# For finitely generated abelian groups $A$ and $B$, prove that $A \oplus A \simeq B \oplus B$ implies $A \simeq B$

Suppose that $A$ and $B$ are finitely generated abelian groups (NOT necessarily finite, just finitely generated). And suppose that $A \oplus A \simeq B \oplus B$. I need to prove that $A \simeq B$.

Now, since $A$ and $B$ are finitely generated abelian groups, we have that both $A$ and $B$ have the unique primary decompositions $A \simeq \mathbb{Z}_{p_{1}^{r_{1}}} \oplus\mathbb{Z}_{p_{2}^{r_{2}}} \oplus \cdots \oplus \mathbb{Z}_{p_{k}^{r_{k}}} \oplus \mathbb{Z}^{m}$ and $B \simeq \mathbb{Z}_{q_{1}^{s_{1}}} \oplus\mathbb{Z}_{q_{2}^{s_{2}}} \oplus \cdots \oplus \mathbb{Z}_{q_{l}^{s_{l}}} \oplus \mathbb{Z}^{n}$.

Then, $A \oplus A \simeq B \oplus B$ implies that $(\mathbb{Z}_{p_{1}^{r_{1}}} \oplus\mathbb{Z}_{p_{2}^{r_{2}}} \oplus \cdots \oplus \mathbb{Z}_{p_{k}^{r_{k}}} \oplus \mathbb{Z}^{m}) \oplus (\mathbb{Z}_{p_{1}^{r_{1}}} \oplus\mathbb{Z}_{p_{2}^{r_{2}}} \oplus \cdots \oplus \mathbb{Z}_{p_{k}^{r_{k}}} \oplus \mathbb{Z}^{m}) \simeq (\mathbb{Z}_{q_{1}^{s_{1}}} \oplus\mathbb{Z}_{q_{2}^{s_{2}}} \oplus \cdots \oplus \mathbb{Z}_{q_{l}^{s_{l}}} \oplus \mathbb{Z}^{n})\oplus (\mathbb{Z}_{q_{1}^{s_{1}}} \oplus\mathbb{Z}_{q_{2}^{s_{2}}} \oplus \cdots \oplus \mathbb{Z}_{q_{l}^{s_{l}}} \oplus \mathbb{Z}^{n})$
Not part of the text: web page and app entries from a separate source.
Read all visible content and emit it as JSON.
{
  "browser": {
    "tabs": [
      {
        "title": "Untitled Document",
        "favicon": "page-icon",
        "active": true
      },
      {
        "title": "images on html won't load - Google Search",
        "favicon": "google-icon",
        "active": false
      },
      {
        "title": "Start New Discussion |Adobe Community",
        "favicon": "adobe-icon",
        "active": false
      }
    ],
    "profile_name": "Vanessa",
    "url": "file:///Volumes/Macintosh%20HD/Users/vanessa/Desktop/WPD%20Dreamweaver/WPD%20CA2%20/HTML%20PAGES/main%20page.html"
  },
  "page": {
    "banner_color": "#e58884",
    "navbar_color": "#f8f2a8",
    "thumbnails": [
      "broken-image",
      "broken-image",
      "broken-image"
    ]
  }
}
where $p_{i}$, $q_{i}$ are primes.

Then, where do I go from here?

Note: This question is similar to this one but it is NOT a duplicate because there they are asking specifically for finite abelian groups and I am asking about finitely generated abelian groups. Of course, all finite abelian groups are finitely generated, but there might be nuances involved with finitely generated abelian groups that are not touched upon in the case where the groups are finite, and thus might not be addressed in that answer. Also, in the answer to that question, I do not understand the notation $\mathbb{Z}/p^{n_1}\mathbb{Z} \times \mathbb{Z}/p^{n_2}\mathbb{Z} \times \ldots \mathbb{Z}/p^{n_m}\mathbb{Z}$ where $p$ is prime. If you are going to use that notation in your answer to this question, could you please explain to me what that means?

Also, please be willing to answer LOTS of follow-up questions! I am going to need to be asking them most likely.
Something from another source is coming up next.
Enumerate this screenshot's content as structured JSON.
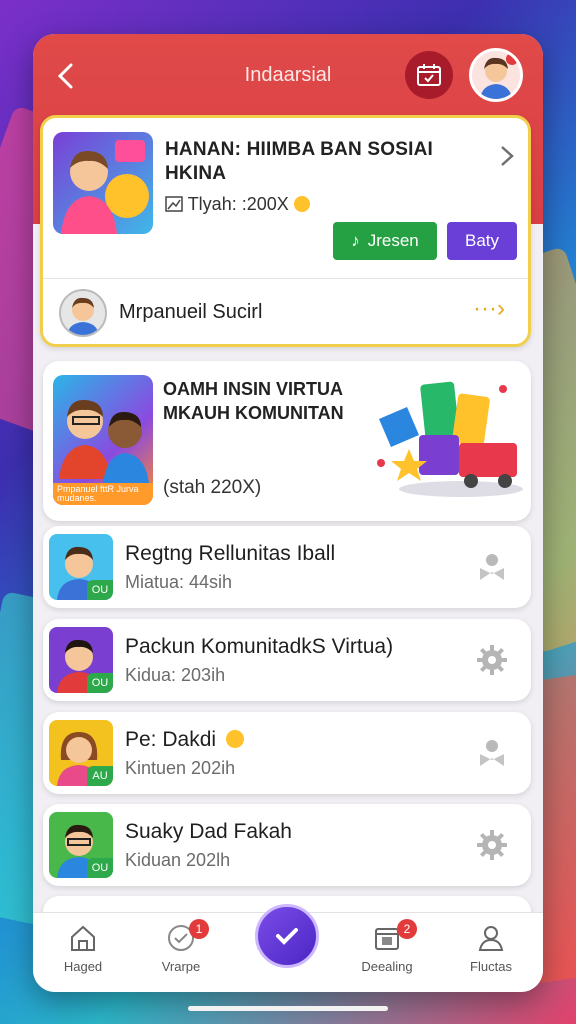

Thank you.

• Count the number of $\mathbb{Z}_{p^r}$ factors on each side for every prime power $p^r$. The notation $\mathbb{Z}/n\mathbb{Z}$ just means $\mathbb{Z}_n$. – Qiaochu Yuan Mar 14 '17 at 19:44
• @QiaochuYuan how will counting the number of those factors help? And on each side, the $p$ and $q$ are not necessarily the same, so I don't really understand your hint. – user100463 Mar 14 '17 at 19:45
• Well, they have to be related, because the two sides are supposed to be isomorphic. – Qiaochu Yuan Mar 14 '17 at 19:46
• The p and q match up by the uniqueness part of the fundamental theorem. – mathematician Mar 14 '17 at 19:47

The rank of $A\oplus A$ is the rank of $\mathbb{Z}^m\oplus \mathbb{Z}^m$, which is $2m$. Similarly the rank of $B\oplus B$ is $2n$. Hence $A\oplus A\cong B\oplus B$ implies $m=n$. The uniqueness of the primary decomposition also gives that the cyclic factors coincide up to permutation. Hence $A\cong B$.